When the American College of Cardiology/American Heart Association (ACC/AHA) released new cholesterol guidelines in 2013, replacing older guidelines and changing statin eligibility, more patients with HIV became recommended for statin therapy. However, many patients are still not recommended for or prescribed the treatment.
People living with HIV are twice as likely to develop cardiovascular disease (CVD) and have incident heart failure, underscoring the importance of HIV-specific cardiovascular prevention strategies. However, according to a new study, many patients are still not recommended for or prescribed statin therapy.
In 2013, the American College of Cardiology/American Heart Association (ACC/AHA) released new cholesterol guidelines, replacing the National Cholesterol Education Program Adult Treat Program III (ATPIII) and changing statin eligibility. Based on these new guidelines, it was estimated that in the general population an additional 11% of patients would be eligible and therefore recommended for statin therapy, largely driven by older patients with an elevated risk score.
“However, whether a similarly increased number of all patients infected with HIV would be recommended for statin therapy under the new guidelines has not been explored relative to a control population of all patients infected with HIV,” wrote the researchers. “Moreover, it is not known whether application of the ACC/AHA guidelines would result in improved identification of patients who ultimately experience a CVD event and would benefit from preventative therapy with a statin.”
After examining 1394 patients with HIV between January 1, 2006, and December 31, 2008, the researchers determined that there was improved statin eligibility among the patient population, with 38.6% of patients recommended for the treatment under the ACC/AHA guidelines compared with 20.1% under the ATPIII guidelines. Notably, statins were prescribed for more patients meeting ATPIII guidelines than ACC/AHA guidelines (66.4% vs 42.8%).
However, comparing recommended statin use in this patient population with a group of 6141 uninfected controls, the researchers found that patients with HIV were less likely to actually be prescribed statin therapy compared with the controls (22% vs 33.7%) despite having similar rates of recommendation.
During the study period, there were 71 CVD events among the patients with HIV, of which 42 (59.2%) met criteria for statin use under the ACC/AHA guidelines, indicating that more than 40% of these patients who experienced a CVD event would not have been recommended for statin therapy under the guidelines.
Meanwhile, 29% of controls with a CVD event would not have been identified as statin-eligible.

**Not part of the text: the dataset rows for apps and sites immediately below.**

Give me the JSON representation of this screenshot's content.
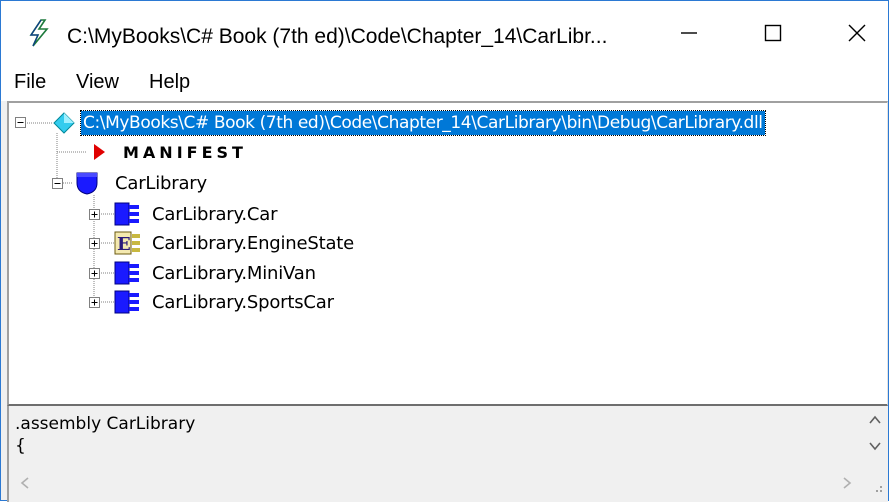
{
  "window": {
    "title": "C:\\MyBooks\\C# Book (7th ed)\\Code\\Chapter_14\\CarLibr...",
    "app_icon": "lightning-pen-icon",
    "controls": {
      "minimize": "minimize-icon",
      "maximize": "maximize-icon",
      "close": "close-icon"
    }
  },
  "menu": {
    "items": [
      {
        "label": "File"
      },
      {
        "label": "View"
      },
      {
        "label": "Help"
      }
    ]
  },
  "tree": {
    "root": {
      "label": "C:\\MyBooks\\C# Book (7th ed)\\Code\\Chapter_14\\CarLibrary\\bin\\Debug\\CarLibrary.dll",
      "icon": "assembly-diamond-icon",
      "selected": true
    },
    "manifest": {
      "label": "MANIFEST",
      "icon": "manifest-arrow-icon"
    },
    "namespace": {
      "label": "CarLibrary",
      "icon": "namespace-shield-icon"
    },
    "types": [
      {
        "label": "CarLibrary.Car",
        "icon": "class-icon"
      },
      {
        "label": "CarLibrary.EngineState",
        "icon": "enum-icon"
      },
      {
        "label": "CarLibrary.MiniVan",
        "icon": "class-icon"
      },
      {
        "label": "CarLibrary.SportsCar",
        "icon": "class-icon"
      }
    ]
  },
  "code": {
    "lines": [
      ".assembly CarLibrary",
      "{"
    ]
  },
  "colors": {
    "selection": "#0078d7",
    "class_icon": "#1a1aff",
    "manifest_arrow": "#e00000",
    "window_border": "#2b79d3"
  }
}
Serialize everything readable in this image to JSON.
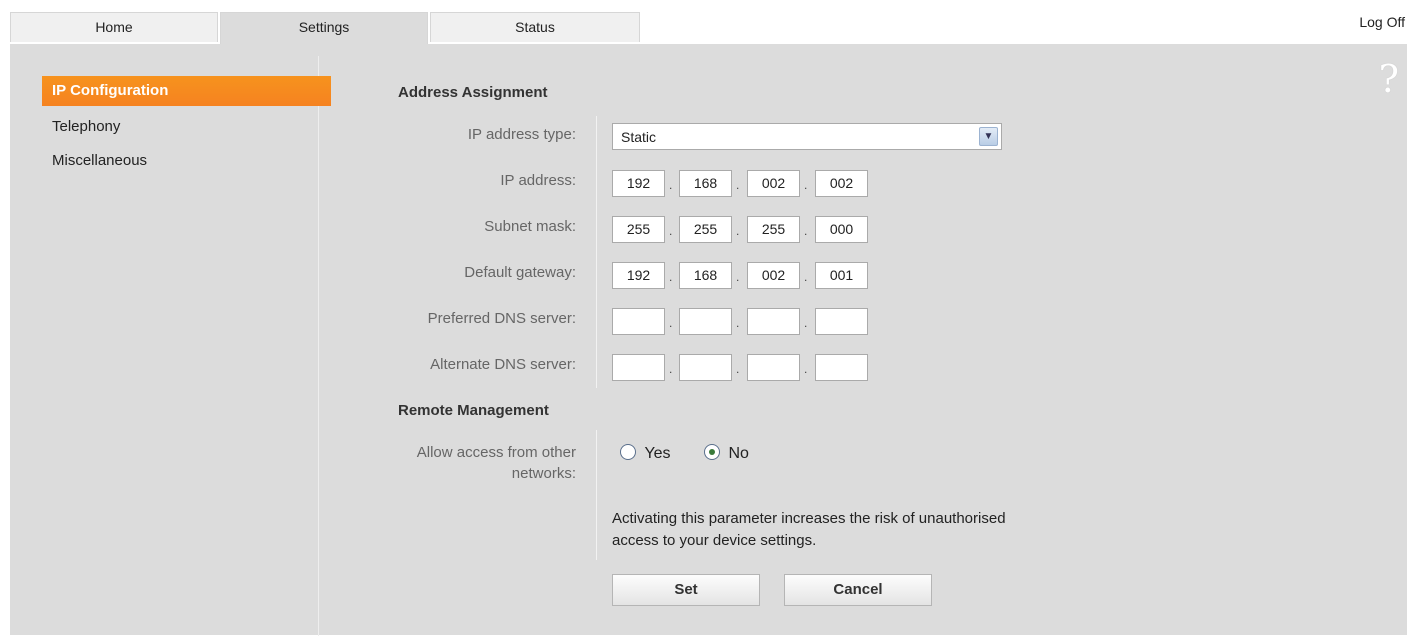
{
  "tabs": [
    {
      "label": "Home"
    },
    {
      "label": "Settings"
    },
    {
      "label": "Status"
    }
  ],
  "log_off": "Log Off",
  "help_icon": "?",
  "sidebar": {
    "items": [
      {
        "label": "IP Configuration",
        "active": true
      },
      {
        "label": "Telephony"
      },
      {
        "label": "Miscellaneous"
      }
    ]
  },
  "address_assignment": {
    "title": "Address Assignment",
    "ip_type": {
      "label": "IP address type:",
      "value": "Static"
    },
    "ip_address": {
      "label": "IP address:",
      "octets": [
        "192",
        "168",
        "002",
        "002"
      ]
    },
    "subnet_mask": {
      "label": "Subnet mask:",
      "octets": [
        "255",
        "255",
        "255",
        "000"
      ]
    },
    "default_gateway": {
      "label": "Default gateway:",
      "octets": [
        "192",
        "168",
        "002",
        "001"
      ]
    },
    "preferred_dns": {
      "label": "Preferred DNS server:",
      "octets": [
        "",
        "",
        "",
        ""
      ]
    },
    "alternate_dns": {
      "label": "Alternate DNS server:",
      "octets": [
        "",
        "",
        "",
        ""
      ]
    }
  },
  "remote_management": {
    "title": "Remote Management",
    "allow_label_line1": "Allow access from other",
    "allow_label_line2": "networks:",
    "options": {
      "yes": "Yes",
      "no": "No",
      "selected": "No"
    },
    "note_line1": "Activating this parameter increases the risk of unauthorised",
    "note_line2": "access to your device settings."
  },
  "buttons": {
    "set": "Set",
    "cancel": "Cancel"
  },
  "colors": {
    "accent": "#f58220",
    "panel": "#dcdcdc"
  }
}
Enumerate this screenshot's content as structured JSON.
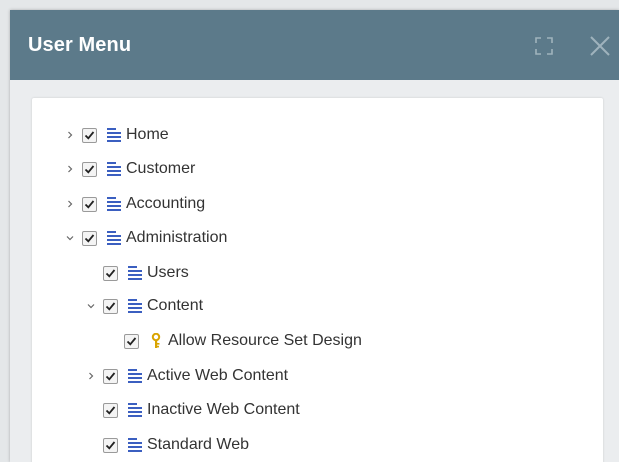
{
  "dialog": {
    "title": "User Menu"
  },
  "colors": {
    "titlebar": "#5c7a8a",
    "menu_icon": "#3b5fc0",
    "key_icon": "#d9a400"
  },
  "tree": [
    {
      "label": "Home",
      "toggle": "collapsed",
      "checked": true,
      "icon": "menu-lines-icon"
    },
    {
      "label": "Customer",
      "toggle": "collapsed",
      "checked": true,
      "icon": "menu-lines-icon"
    },
    {
      "label": "Accounting",
      "toggle": "collapsed",
      "checked": true,
      "icon": "menu-lines-icon"
    },
    {
      "label": "Administration",
      "toggle": "expanded",
      "checked": true,
      "icon": "menu-lines-icon"
    },
    {
      "label": "Users",
      "toggle": "none",
      "checked": true,
      "icon": "menu-lines-icon"
    },
    {
      "label": "Content",
      "toggle": "expanded",
      "checked": true,
      "icon": "menu-lines-icon"
    },
    {
      "label": "Allow Resource Set Design",
      "toggle": "none",
      "checked": true,
      "icon": "key-icon"
    },
    {
      "label": "Active Web Content",
      "toggle": "collapsed",
      "checked": true,
      "icon": "menu-lines-icon"
    },
    {
      "label": "Inactive Web Content",
      "toggle": "none",
      "checked": true,
      "icon": "menu-lines-icon"
    },
    {
      "label": "Standard Web",
      "toggle": "none",
      "checked": true,
      "icon": "menu-lines-icon"
    }
  ]
}
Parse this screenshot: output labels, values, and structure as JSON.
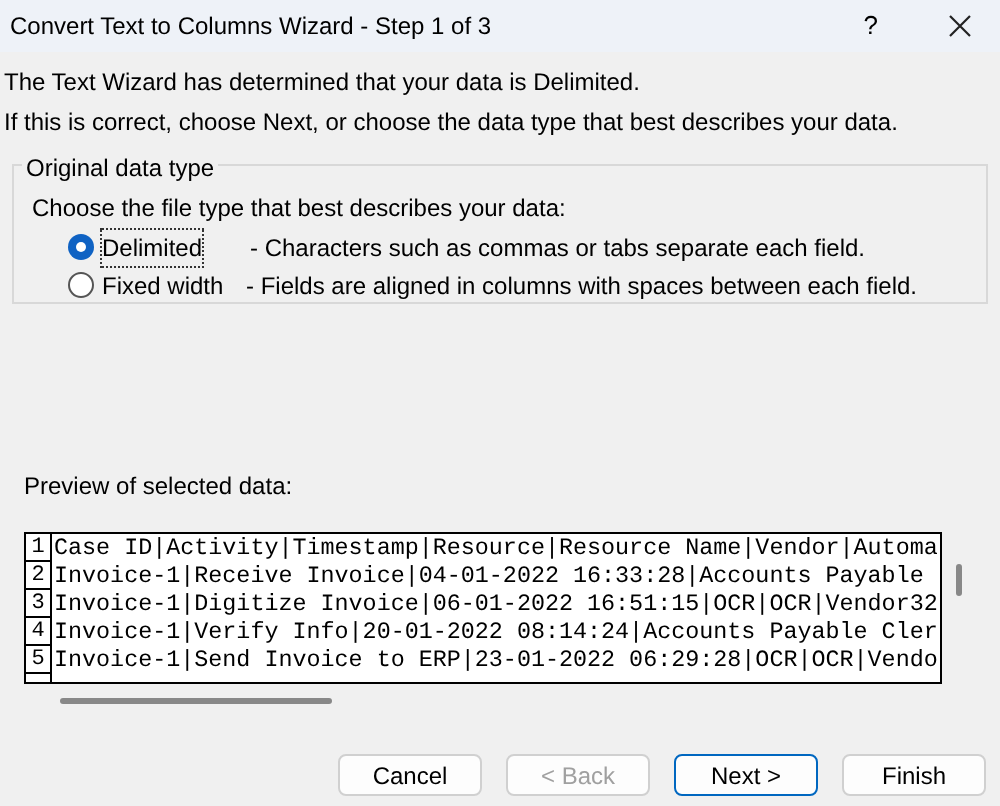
{
  "window": {
    "title": "Convert Text to Columns Wizard - Step 1 of 3",
    "help": "?"
  },
  "intro": [
    "The Text Wizard has determined that your data is Delimited.",
    "If this is correct, choose Next, or choose the data type that best describes your data."
  ],
  "group": {
    "title": "Original data type",
    "prompt": "Choose the file type that best describes your data:",
    "options": [
      {
        "label": "Delimited",
        "description": "- Characters such as commas or tabs separate each field.",
        "selected": true
      },
      {
        "label": "Fixed width",
        "description": "- Fields are aligned in columns with spaces between each field.",
        "selected": false
      }
    ]
  },
  "preview": {
    "label": "Preview of selected data:",
    "rows": [
      {
        "number": "1",
        "text": "Case ID|Activity|Timestamp|Resource|Resource Name|Vendor|Automa"
      },
      {
        "number": "2",
        "text": "Invoice-1|Receive Invoice|04-01-2022 16:33:28|Accounts Payable"
      },
      {
        "number": "3",
        "text": "Invoice-1|Digitize Invoice|06-01-2022 16:51:15|OCR|OCR|Vendor32"
      },
      {
        "number": "4",
        "text": "Invoice-1|Verify Info|20-01-2022 08:14:24|Accounts Payable Cler"
      },
      {
        "number": "5",
        "text": "Invoice-1|Send Invoice to ERP|23-01-2022 06:29:28|OCR|OCR|Vendo"
      }
    ]
  },
  "buttons": [
    {
      "label": "Cancel",
      "disabled": false,
      "default": false
    },
    {
      "label": "< Back",
      "disabled": true,
      "default": false
    },
    {
      "label": "Next >",
      "disabled": false,
      "default": true
    },
    {
      "label": "Finish",
      "disabled": false,
      "default": false
    }
  ]
}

There were 197 CVD events among the group, of which 141 (71.6%) were eligible for statin use under the ACC/AHA guidelines.
“Our findings suggest that although the ACC/AHA guidelines may identify more HIV-infected patients as statin-eligible, the newer cholesterol guidelines still perform suboptimally in HIV patients in terms of identifying patients at high cardiovascular risk who merit preventative therapy,” wrote the researchers.
Mosepele M, Regan S, Massaro J, et al. Impact of the American College of Cardiology/American Heart Association cholesterol guidelines on statin eligibility among human immunodeficiency virus-infected individuals [published online December 13, 2018]. Open Forum Infect Dis. doi: 10.1093/ofid/ofy326.